The nation has large, pressing infrastructure needs, which are often felt most acutely in low-income communities due to decades of policy choices and lack of public and private investment.

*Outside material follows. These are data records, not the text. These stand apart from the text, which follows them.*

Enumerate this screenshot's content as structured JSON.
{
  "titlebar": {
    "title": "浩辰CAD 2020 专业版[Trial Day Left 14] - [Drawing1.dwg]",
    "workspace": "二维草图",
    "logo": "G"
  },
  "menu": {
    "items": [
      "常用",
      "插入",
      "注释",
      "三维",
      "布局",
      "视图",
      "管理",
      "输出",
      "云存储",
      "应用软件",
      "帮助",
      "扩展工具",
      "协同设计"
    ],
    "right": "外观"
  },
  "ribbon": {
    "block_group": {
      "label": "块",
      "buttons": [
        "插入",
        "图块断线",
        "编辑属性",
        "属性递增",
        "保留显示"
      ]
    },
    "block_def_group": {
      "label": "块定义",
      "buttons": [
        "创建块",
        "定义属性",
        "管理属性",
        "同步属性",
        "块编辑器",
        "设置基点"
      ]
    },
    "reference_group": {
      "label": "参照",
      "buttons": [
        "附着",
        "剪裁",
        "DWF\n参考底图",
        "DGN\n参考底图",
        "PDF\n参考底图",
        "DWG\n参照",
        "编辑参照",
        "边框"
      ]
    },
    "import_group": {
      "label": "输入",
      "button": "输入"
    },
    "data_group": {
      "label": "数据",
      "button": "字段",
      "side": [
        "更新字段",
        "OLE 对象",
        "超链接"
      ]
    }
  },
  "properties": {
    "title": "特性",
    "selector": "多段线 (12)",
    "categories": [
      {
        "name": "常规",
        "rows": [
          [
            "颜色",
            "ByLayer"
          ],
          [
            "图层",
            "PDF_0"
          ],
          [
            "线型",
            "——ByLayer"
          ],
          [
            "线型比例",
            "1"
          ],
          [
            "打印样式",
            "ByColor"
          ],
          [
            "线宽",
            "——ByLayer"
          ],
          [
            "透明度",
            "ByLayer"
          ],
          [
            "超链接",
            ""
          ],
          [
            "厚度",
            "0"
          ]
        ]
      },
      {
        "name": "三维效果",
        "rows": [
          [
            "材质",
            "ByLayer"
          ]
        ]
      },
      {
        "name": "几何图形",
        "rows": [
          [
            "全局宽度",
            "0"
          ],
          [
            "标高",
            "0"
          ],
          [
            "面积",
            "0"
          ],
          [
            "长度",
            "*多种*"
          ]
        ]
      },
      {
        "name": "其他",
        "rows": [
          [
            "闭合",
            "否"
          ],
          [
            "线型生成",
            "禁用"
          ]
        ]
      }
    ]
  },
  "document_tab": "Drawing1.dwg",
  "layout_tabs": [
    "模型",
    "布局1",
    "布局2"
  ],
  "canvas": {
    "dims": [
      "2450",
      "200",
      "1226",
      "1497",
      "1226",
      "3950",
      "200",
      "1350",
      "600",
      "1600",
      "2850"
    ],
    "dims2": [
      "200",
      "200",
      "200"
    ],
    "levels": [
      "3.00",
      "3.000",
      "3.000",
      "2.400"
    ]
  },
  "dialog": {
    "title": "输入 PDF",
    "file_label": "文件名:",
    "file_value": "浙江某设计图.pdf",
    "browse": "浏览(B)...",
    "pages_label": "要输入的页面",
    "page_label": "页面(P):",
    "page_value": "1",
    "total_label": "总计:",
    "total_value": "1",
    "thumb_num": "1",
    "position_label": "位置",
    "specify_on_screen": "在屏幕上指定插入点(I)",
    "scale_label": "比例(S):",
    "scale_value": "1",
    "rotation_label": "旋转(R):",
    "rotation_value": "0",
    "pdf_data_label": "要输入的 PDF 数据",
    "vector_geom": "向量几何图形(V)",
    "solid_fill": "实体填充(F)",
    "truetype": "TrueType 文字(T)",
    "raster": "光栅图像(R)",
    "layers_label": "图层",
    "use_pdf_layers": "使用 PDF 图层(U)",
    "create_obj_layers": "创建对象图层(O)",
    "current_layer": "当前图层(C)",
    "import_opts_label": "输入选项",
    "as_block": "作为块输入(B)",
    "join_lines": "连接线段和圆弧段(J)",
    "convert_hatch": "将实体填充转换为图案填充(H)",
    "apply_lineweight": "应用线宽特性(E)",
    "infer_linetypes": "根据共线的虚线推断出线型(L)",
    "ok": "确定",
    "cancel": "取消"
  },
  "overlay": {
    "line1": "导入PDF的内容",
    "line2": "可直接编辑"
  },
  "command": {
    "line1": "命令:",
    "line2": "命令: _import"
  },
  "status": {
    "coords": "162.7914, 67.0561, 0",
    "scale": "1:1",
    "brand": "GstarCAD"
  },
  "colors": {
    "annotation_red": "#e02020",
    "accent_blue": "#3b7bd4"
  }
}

As federal lawmakers consider investing in infrastructure, a core priority should be to direct substantial resources across a range of areas to low-income communities, which could expand their access to safe living conditions and economic opportunity.

Authored by: Chye-Ching Huang and Roderick Taylor for the Center on Budget and Policy Priorities
Topics: Education, Funding, Health, Housing, Legislation & Policy, Low-income, Safety, Transportation
Shared by Housing Is on Apr 4, 2019